* **DATA FOR REVIEW**

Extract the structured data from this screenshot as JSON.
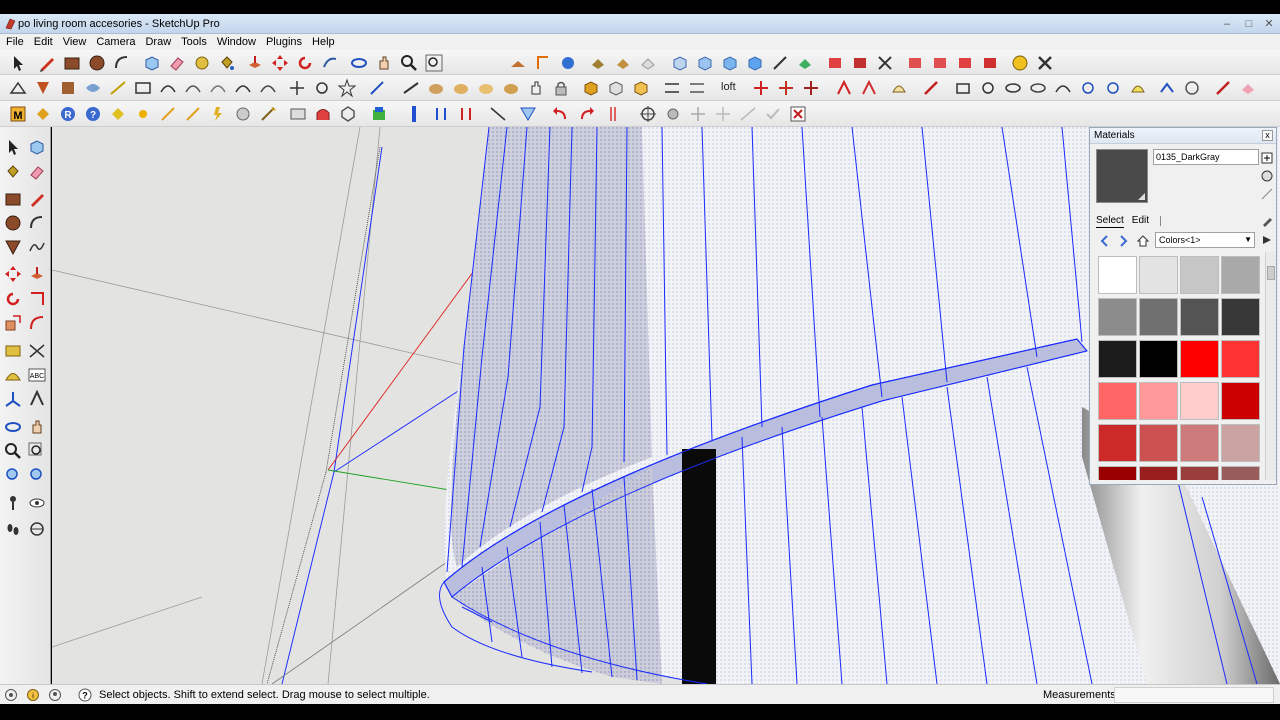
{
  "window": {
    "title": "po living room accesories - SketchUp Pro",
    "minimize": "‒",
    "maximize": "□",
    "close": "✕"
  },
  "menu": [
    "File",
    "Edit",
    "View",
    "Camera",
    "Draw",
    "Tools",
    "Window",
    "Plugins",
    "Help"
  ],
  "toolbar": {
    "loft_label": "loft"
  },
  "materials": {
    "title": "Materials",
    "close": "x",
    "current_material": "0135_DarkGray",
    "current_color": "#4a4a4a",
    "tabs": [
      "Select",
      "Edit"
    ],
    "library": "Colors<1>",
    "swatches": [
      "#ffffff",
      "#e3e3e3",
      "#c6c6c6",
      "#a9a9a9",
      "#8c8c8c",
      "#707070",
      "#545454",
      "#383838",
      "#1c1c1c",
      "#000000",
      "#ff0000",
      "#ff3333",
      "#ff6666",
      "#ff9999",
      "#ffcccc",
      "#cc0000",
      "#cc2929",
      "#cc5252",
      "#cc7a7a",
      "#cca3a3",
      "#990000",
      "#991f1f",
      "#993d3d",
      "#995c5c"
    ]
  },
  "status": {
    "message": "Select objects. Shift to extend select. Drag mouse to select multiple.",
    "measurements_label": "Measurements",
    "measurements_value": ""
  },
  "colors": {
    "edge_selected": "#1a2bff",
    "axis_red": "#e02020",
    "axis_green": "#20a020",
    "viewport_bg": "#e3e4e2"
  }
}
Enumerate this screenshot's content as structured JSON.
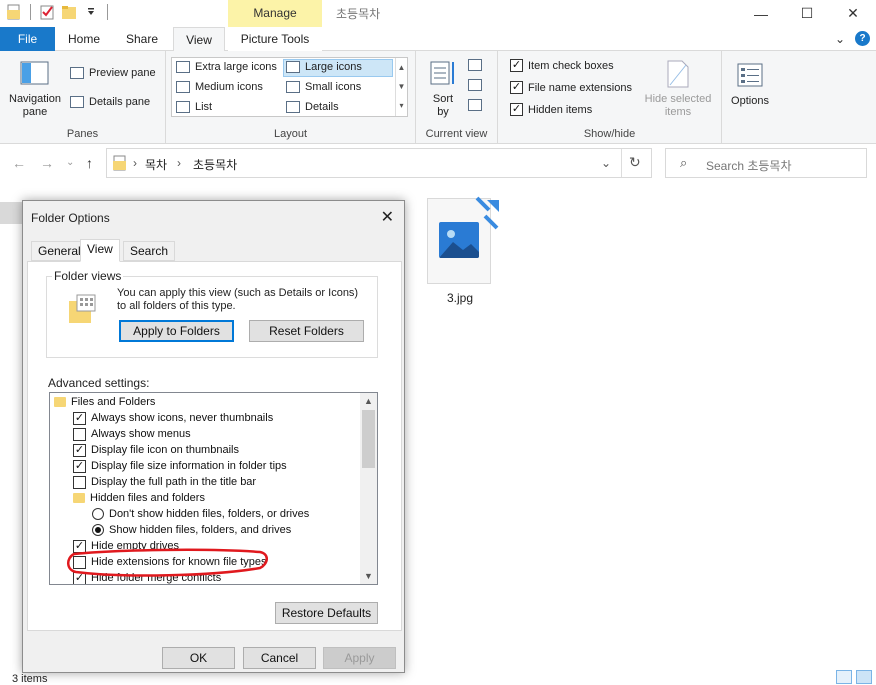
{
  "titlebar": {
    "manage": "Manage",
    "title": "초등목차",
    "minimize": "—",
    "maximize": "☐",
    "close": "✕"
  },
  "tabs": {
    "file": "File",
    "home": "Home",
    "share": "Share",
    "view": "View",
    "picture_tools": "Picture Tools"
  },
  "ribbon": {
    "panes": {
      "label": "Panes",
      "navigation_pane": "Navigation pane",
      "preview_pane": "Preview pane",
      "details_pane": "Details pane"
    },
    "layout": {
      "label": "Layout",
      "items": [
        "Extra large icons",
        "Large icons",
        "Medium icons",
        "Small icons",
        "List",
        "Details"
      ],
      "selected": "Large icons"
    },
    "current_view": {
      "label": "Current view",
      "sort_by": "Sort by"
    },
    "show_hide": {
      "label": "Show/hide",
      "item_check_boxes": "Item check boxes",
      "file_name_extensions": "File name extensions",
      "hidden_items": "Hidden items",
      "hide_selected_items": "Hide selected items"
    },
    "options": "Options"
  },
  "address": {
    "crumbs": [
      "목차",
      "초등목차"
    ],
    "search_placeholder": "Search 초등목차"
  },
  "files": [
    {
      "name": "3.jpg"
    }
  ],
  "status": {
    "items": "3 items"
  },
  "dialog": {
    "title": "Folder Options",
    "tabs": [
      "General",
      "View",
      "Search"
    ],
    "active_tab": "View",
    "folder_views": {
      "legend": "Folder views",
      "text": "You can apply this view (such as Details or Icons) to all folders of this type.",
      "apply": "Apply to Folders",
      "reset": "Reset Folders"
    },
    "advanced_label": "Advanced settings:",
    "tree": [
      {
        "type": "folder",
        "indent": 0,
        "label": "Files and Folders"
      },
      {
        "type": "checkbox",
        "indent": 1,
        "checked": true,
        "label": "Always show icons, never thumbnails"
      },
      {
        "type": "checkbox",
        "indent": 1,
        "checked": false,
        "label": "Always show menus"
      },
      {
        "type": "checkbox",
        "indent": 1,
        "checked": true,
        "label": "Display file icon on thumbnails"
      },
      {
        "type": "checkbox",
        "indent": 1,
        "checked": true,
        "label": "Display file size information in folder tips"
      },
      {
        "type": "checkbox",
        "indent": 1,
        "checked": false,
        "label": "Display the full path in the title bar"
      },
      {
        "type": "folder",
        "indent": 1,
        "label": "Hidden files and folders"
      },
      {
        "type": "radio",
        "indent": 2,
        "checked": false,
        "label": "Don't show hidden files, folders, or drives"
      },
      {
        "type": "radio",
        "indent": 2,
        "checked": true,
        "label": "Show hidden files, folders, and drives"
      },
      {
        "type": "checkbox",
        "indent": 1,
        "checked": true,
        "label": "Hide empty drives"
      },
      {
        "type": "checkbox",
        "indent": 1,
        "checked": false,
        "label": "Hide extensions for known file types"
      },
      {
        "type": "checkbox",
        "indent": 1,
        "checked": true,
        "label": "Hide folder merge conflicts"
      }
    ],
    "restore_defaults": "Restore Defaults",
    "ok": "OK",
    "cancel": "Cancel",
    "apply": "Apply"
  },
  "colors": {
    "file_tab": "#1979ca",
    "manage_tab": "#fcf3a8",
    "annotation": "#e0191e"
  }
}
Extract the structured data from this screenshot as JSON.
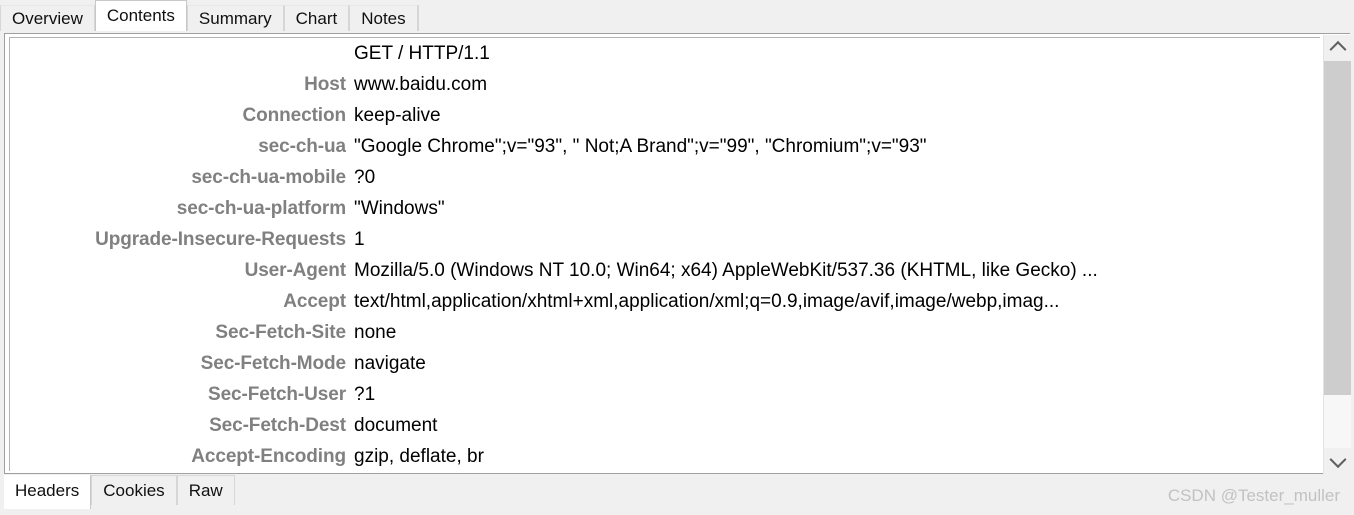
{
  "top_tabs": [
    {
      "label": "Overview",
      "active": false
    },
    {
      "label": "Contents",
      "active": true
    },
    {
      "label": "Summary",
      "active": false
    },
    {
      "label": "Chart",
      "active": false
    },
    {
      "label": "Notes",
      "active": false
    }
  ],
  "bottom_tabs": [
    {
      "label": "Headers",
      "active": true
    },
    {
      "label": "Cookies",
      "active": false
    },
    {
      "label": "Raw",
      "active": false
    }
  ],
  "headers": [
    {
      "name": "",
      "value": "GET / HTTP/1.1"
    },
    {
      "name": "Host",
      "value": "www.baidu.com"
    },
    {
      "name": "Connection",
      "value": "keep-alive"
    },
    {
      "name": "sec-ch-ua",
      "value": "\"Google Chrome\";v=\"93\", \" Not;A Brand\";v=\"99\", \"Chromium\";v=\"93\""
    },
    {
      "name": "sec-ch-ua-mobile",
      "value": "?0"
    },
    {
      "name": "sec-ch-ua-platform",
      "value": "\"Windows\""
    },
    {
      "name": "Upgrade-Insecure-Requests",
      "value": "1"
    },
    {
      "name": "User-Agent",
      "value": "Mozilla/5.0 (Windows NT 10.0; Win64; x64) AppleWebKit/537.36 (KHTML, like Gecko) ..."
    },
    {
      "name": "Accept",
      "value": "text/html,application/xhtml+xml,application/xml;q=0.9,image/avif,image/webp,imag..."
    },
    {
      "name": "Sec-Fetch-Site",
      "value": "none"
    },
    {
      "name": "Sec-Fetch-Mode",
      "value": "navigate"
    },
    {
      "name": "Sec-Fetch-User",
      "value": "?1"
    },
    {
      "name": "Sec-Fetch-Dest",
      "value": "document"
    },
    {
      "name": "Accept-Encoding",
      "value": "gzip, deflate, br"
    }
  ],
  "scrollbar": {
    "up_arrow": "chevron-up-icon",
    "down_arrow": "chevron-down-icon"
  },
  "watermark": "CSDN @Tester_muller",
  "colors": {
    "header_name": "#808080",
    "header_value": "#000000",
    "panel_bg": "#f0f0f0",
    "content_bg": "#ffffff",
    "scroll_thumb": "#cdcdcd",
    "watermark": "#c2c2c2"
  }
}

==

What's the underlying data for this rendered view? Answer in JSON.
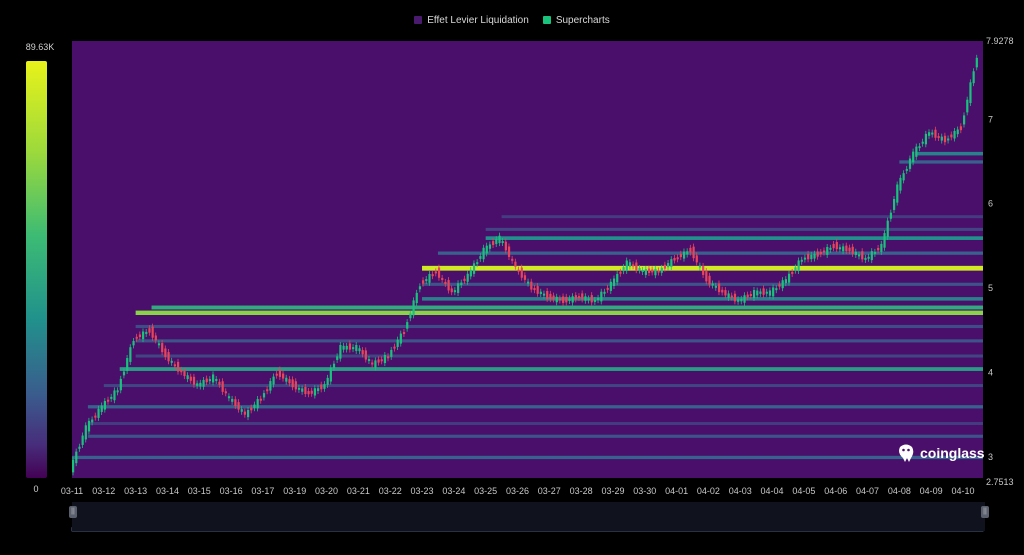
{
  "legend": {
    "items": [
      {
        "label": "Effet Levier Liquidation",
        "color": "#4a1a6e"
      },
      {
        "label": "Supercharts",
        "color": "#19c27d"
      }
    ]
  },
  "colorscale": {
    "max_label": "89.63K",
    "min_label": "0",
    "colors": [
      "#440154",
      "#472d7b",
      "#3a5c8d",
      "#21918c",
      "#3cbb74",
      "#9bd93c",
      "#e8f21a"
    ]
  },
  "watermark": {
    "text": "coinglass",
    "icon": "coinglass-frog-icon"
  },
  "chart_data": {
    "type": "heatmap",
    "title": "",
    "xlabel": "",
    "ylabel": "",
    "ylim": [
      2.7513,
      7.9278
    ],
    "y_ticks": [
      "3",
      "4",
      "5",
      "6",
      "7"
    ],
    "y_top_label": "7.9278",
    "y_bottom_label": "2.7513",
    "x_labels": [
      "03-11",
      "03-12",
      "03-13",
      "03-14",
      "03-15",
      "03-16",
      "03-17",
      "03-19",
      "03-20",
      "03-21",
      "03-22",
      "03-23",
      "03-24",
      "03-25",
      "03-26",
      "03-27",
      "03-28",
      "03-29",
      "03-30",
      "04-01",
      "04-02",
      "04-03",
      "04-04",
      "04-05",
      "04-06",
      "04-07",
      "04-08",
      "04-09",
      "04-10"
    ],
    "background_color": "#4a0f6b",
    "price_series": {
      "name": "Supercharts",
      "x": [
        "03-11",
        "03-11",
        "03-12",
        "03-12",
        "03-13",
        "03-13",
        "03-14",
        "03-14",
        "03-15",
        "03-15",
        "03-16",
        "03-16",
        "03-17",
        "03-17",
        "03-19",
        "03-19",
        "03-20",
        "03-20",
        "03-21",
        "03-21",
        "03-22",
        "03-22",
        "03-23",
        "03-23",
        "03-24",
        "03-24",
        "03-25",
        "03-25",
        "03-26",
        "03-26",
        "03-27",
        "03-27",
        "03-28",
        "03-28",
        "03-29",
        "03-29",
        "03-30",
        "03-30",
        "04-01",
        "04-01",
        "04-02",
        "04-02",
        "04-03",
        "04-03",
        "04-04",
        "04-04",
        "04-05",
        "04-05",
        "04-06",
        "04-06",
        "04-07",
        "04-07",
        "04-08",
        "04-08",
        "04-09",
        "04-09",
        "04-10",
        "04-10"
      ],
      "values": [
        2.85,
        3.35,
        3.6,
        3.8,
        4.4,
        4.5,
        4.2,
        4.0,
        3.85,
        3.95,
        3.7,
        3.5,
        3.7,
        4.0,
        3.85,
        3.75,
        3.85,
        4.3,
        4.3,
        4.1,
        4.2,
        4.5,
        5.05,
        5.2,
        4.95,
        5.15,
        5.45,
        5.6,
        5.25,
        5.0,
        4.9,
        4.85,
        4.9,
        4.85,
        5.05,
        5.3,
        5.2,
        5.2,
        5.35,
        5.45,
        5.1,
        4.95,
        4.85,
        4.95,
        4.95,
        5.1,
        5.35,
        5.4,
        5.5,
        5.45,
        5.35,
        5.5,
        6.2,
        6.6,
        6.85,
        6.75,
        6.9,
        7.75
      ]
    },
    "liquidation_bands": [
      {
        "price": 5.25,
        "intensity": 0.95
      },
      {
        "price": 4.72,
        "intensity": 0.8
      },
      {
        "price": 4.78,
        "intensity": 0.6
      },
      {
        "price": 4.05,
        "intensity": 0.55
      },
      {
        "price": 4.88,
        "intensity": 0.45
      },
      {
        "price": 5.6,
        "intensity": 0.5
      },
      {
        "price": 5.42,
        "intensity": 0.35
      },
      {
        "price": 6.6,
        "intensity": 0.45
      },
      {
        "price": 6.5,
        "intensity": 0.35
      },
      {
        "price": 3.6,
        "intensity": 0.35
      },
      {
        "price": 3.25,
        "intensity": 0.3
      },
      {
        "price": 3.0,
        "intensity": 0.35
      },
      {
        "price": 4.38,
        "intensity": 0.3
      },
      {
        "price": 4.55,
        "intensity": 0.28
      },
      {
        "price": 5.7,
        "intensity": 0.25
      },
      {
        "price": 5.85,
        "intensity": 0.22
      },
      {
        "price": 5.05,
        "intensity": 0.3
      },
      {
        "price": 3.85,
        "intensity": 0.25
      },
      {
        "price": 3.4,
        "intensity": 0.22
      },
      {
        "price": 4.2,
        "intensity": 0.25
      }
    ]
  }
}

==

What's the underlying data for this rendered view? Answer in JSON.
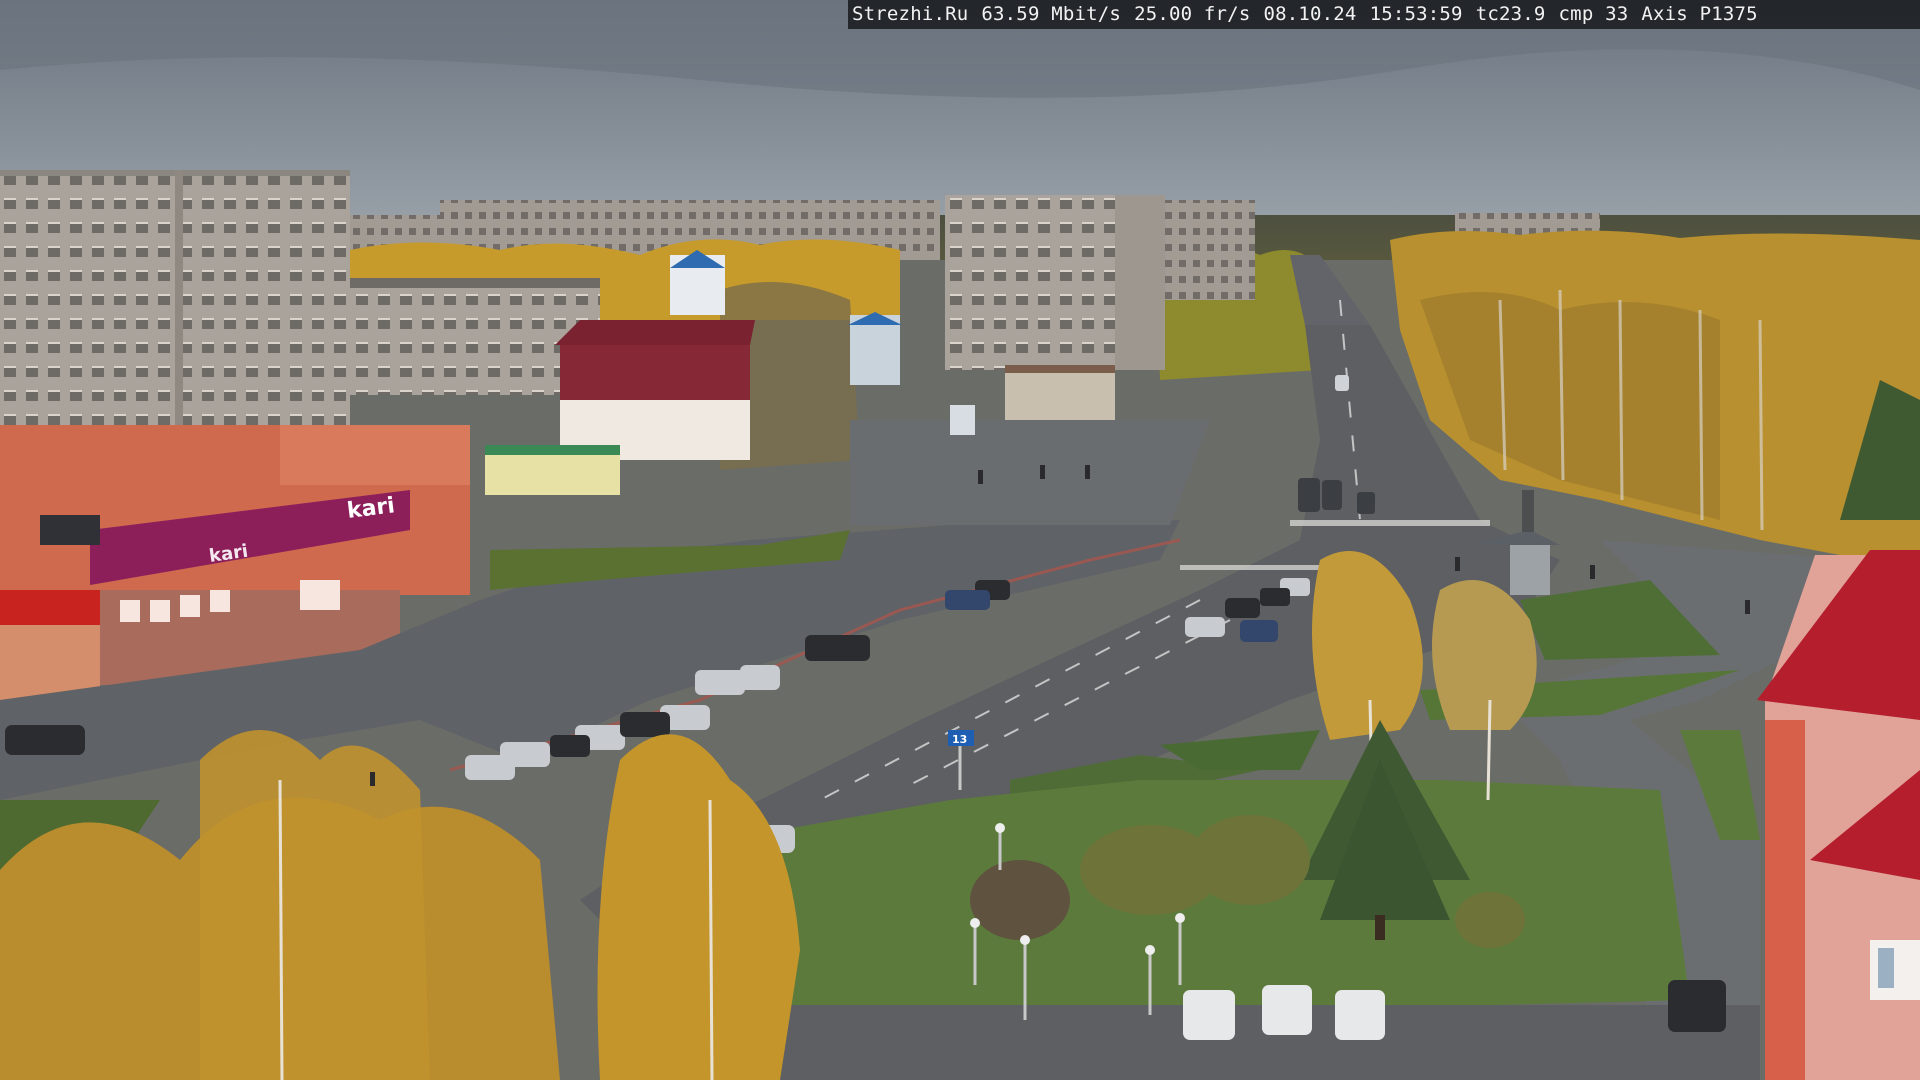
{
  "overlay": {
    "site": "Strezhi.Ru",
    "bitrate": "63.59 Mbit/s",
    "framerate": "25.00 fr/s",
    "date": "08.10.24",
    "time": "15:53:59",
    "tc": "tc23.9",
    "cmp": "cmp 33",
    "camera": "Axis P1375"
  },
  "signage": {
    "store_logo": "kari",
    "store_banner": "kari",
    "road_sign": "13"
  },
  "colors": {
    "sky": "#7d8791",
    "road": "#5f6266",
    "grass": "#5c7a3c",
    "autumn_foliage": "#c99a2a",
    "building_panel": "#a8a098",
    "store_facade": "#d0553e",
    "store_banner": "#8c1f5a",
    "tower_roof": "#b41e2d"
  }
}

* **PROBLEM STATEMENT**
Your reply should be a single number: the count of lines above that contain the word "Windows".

* **TASK RESPONSE**
2